(Stored records)
|---|
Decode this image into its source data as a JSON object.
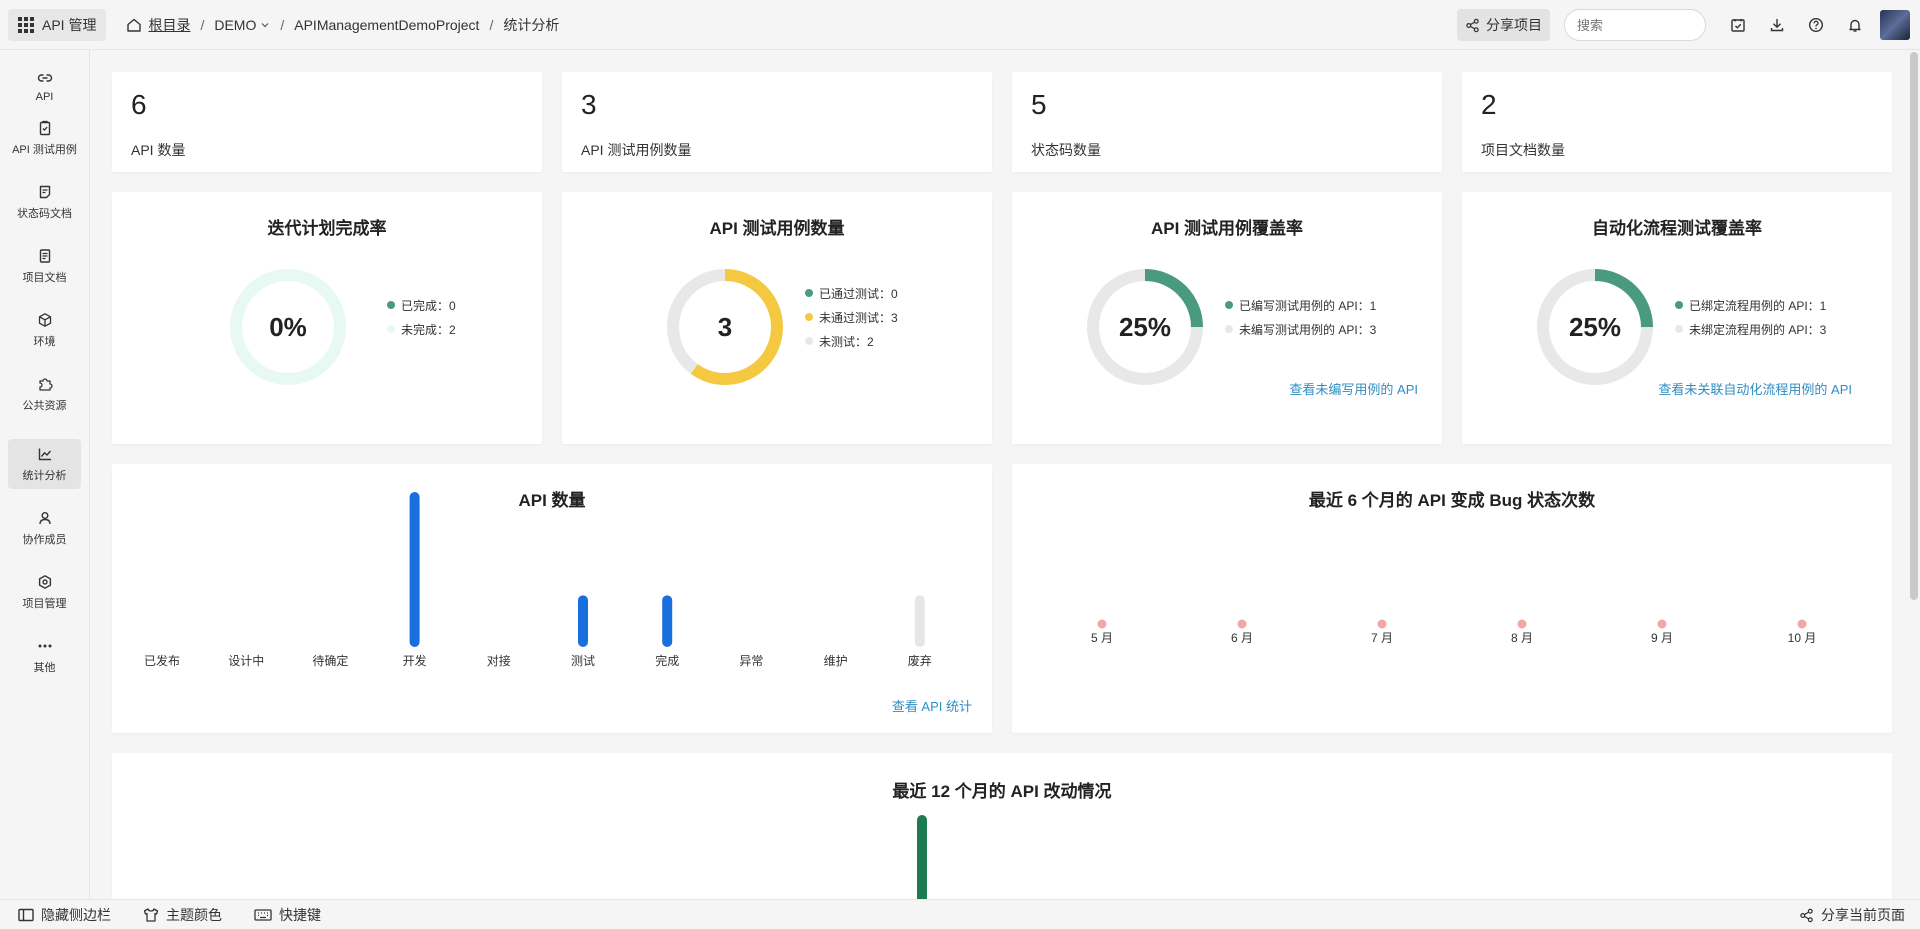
{
  "topbar": {
    "app_label": "API 管理",
    "breadcrumb": {
      "root": "根目录",
      "sep": "/",
      "team": "DEMO",
      "project": "APIManagementDemoProject",
      "page": "统计分析"
    },
    "share_label": "分享项目",
    "search_placeholder": "搜索"
  },
  "sidebar": {
    "items": [
      {
        "label": "API",
        "icon": "link-icon"
      },
      {
        "label": "API 测试用例",
        "icon": "clipboard-check-icon"
      },
      {
        "label": "状态码文档",
        "icon": "doc-icon"
      },
      {
        "label": "项目文档",
        "icon": "file-text-icon"
      },
      {
        "label": "环境",
        "icon": "cube-icon"
      },
      {
        "label": "公共资源",
        "icon": "puzzle-icon"
      },
      {
        "label": "统计分析",
        "icon": "chart-line-icon"
      },
      {
        "label": "协作成员",
        "icon": "users-icon"
      },
      {
        "label": "项目管理",
        "icon": "gear-icon"
      },
      {
        "label": "其他",
        "icon": "more-icon"
      }
    ],
    "active_index": 6
  },
  "stats": [
    {
      "value": "6",
      "label": "API 数量"
    },
    {
      "value": "3",
      "label": "API 测试用例数量"
    },
    {
      "value": "5",
      "label": "状态码数量"
    },
    {
      "value": "2",
      "label": "项目文档数量"
    }
  ],
  "donuts": [
    {
      "title": "迭代计划完成率",
      "center": "0%",
      "legend": [
        {
          "label": "已完成：0",
          "color": "#4a9a7e"
        },
        {
          "label": "未完成：2",
          "color": "#e8f8f3"
        }
      ],
      "segments": [
        {
          "fraction": 0,
          "color": "#4a9a7e"
        },
        {
          "fraction": 1,
          "color": "#e8f8f3"
        }
      ]
    },
    {
      "title": "API 测试用例数量",
      "center": "3",
      "legend": [
        {
          "label": "已通过测试：0",
          "color": "#4a9a7e"
        },
        {
          "label": "未通过测试：3",
          "color": "#f5c842"
        },
        {
          "label": "未测试：2",
          "color": "#e8e8e8"
        }
      ],
      "segments": [
        {
          "fraction": 0,
          "color": "#4a9a7e"
        },
        {
          "fraction": 0.6,
          "color": "#f5c842"
        },
        {
          "fraction": 0.4,
          "color": "#e8e8e8"
        }
      ]
    },
    {
      "title": "API 测试用例覆盖率",
      "center": "25%",
      "legend": [
        {
          "label": "已编写测试用例的 API：1",
          "color": "#4a9a7e"
        },
        {
          "label": "未编写测试用例的 API：3",
          "color": "#e8e8e8"
        }
      ],
      "segments": [
        {
          "fraction": 0.25,
          "color": "#4a9a7e"
        },
        {
          "fraction": 0.75,
          "color": "#e8e8e8"
        }
      ],
      "link": "查看未编写用例的 API"
    },
    {
      "title": "自动化流程测试覆盖率",
      "center": "25%",
      "legend": [
        {
          "label": "已绑定流程用例的 API：1",
          "color": "#4a9a7e"
        },
        {
          "label": "未绑定流程用例的 API：3",
          "color": "#e8e8e8"
        }
      ],
      "segments": [
        {
          "fraction": 0.25,
          "color": "#4a9a7e"
        },
        {
          "fraction": 0.75,
          "color": "#e8e8e8"
        }
      ],
      "link": "查看未关联自动化流程用例的 API"
    }
  ],
  "api_chart": {
    "title": "API 数量",
    "link": "查看 API 统计"
  },
  "bug_chart": {
    "title": "最近 6 个月的 API 变成 Bug 状态次数"
  },
  "changes_chart": {
    "title": "最近 12 个月的 API 改动情况"
  },
  "chart_data": [
    {
      "type": "bar",
      "categories": [
        "已发布",
        "设计中",
        "待确定",
        "开发",
        "对接",
        "测试",
        "完成",
        "异常",
        "维护",
        "废弃"
      ],
      "values": [
        0,
        0,
        0,
        3,
        0,
        1,
        1,
        0,
        0,
        1
      ],
      "colors": [
        "#1a6fde",
        "#1a6fde",
        "#1a6fde",
        "#1a6fde",
        "#1a6fde",
        "#1a6fde",
        "#1a6fde",
        "#1a6fde",
        "#1a6fde",
        "#e6e6e6"
      ],
      "ylim": [
        0,
        3
      ]
    },
    {
      "type": "scatter",
      "categories": [
        "5 月",
        "6 月",
        "7 月",
        "8 月",
        "9 月",
        "10 月"
      ],
      "values": [
        0,
        0,
        0,
        0,
        0,
        0
      ],
      "color": "#f4a7a7"
    }
  ],
  "bottombar": {
    "hide_sidebar": "隐藏侧边栏",
    "theme": "主题颜色",
    "shortcuts": "快捷键",
    "share_page": "分享当前页面"
  }
}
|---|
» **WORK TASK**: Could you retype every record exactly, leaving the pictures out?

» **RESULT OF THE EXERCISE**:
Decode this image into its source data as a JSON object.
{
  "topbar": {
    "app_label": "API 管理",
    "breadcrumb": {
      "root": "根目录",
      "sep": "/",
      "team": "DEMO",
      "project": "APIManagementDemoProject",
      "page": "统计分析"
    },
    "share_label": "分享项目",
    "search_placeholder": "搜索"
  },
  "sidebar": {
    "items": [
      {
        "label": "API",
        "icon": "link-icon"
      },
      {
        "label": "API 测试用例",
        "icon": "clipboard-check-icon"
      },
      {
        "label": "状态码文档",
        "icon": "doc-icon"
      },
      {
        "label": "项目文档",
        "icon": "file-text-icon"
      },
      {
        "label": "环境",
        "icon": "cube-icon"
      },
      {
        "label": "公共资源",
        "icon": "puzzle-icon"
      },
      {
        "label": "统计分析",
        "icon": "chart-line-icon"
      },
      {
        "label": "协作成员",
        "icon": "users-icon"
      },
      {
        "label": "项目管理",
        "icon": "gear-icon"
      },
      {
        "label": "其他",
        "icon": "more-icon"
      }
    ],
    "active_index": 6
  },
  "stats": [
    {
      "value": "6",
      "label": "API 数量"
    },
    {
      "value": "3",
      "label": "API 测试用例数量"
    },
    {
      "value": "5",
      "label": "状态码数量"
    },
    {
      "value": "2",
      "label": "项目文档数量"
    }
  ],
  "donuts": [
    {
      "title": "迭代计划完成率",
      "center": "0%",
      "legend": [
        {
          "label": "已完成：0",
          "color": "#4a9a7e"
        },
        {
          "label": "未完成：2",
          "color": "#e8f8f3"
        }
      ],
      "segments": [
        {
          "fraction": 0,
          "color": "#4a9a7e"
        },
        {
          "fraction": 1,
          "color": "#e8f8f3"
        }
      ]
    },
    {
      "title": "API 测试用例数量",
      "center": "3",
      "legend": [
        {
          "label": "已通过测试：0",
          "color": "#4a9a7e"
        },
        {
          "label": "未通过测试：3",
          "color": "#f5c842"
        },
        {
          "label": "未测试：2",
          "color": "#e8e8e8"
        }
      ],
      "segments": [
        {
          "fraction": 0,
          "color": "#4a9a7e"
        },
        {
          "fraction": 0.6,
          "color": "#f5c842"
        },
        {
          "fraction": 0.4,
          "color": "#e8e8e8"
        }
      ]
    },
    {
      "title": "API 测试用例覆盖率",
      "center": "25%",
      "legend": [
        {
          "label": "已编写测试用例的 API：1",
          "color": "#4a9a7e"
        },
        {
          "label": "未编写测试用例的 API：3",
          "color": "#e8e8e8"
        }
      ],
      "segments": [
        {
          "fraction": 0.25,
          "color": "#4a9a7e"
        },
        {
          "fraction": 0.75,
          "color": "#e8e8e8"
        }
      ],
      "link": "查看未编写用例的 API"
    },
    {
      "title": "自动化流程测试覆盖率",
      "center": "25%",
      "legend": [
        {
          "label": "已绑定流程用例的 API：1",
          "color": "#4a9a7e"
        },
        {
          "label": "未绑定流程用例的 API：3",
          "color": "#e8e8e8"
        }
      ],
      "segments": [
        {
          "fraction": 0.25,
          "color": "#4a9a7e"
        },
        {
          "fraction": 0.75,
          "color": "#e8e8e8"
        }
      ],
      "link": "查看未关联自动化流程用例的 API"
    }
  ],
  "api_chart": {
    "title": "API 数量",
    "link": "查看 API 统计"
  },
  "bug_chart": {
    "title": "最近 6 个月的 API 变成 Bug 状态次数"
  },
  "changes_chart": {
    "title": "最近 12 个月的 API 改动情况"
  },
  "chart_data": [
    {
      "type": "bar",
      "categories": [
        "已发布",
        "设计中",
        "待确定",
        "开发",
        "对接",
        "测试",
        "完成",
        "异常",
        "维护",
        "废弃"
      ],
      "values": [
        0,
        0,
        0,
        3,
        0,
        1,
        1,
        0,
        0,
        1
      ],
      "colors": [
        "#1a6fde",
        "#1a6fde",
        "#1a6fde",
        "#1a6fde",
        "#1a6fde",
        "#1a6fde",
        "#1a6fde",
        "#1a6fde",
        "#1a6fde",
        "#e6e6e6"
      ],
      "ylim": [
        0,
        3
      ]
    },
    {
      "type": "scatter",
      "categories": [
        "5 月",
        "6 月",
        "7 月",
        "8 月",
        "9 月",
        "10 月"
      ],
      "values": [
        0,
        0,
        0,
        0,
        0,
        0
      ],
      "color": "#f4a7a7"
    }
  ],
  "bottombar": {
    "hide_sidebar": "隐藏侧边栏",
    "theme": "主题颜色",
    "shortcuts": "快捷键",
    "share_page": "分享当前页面"
  }
}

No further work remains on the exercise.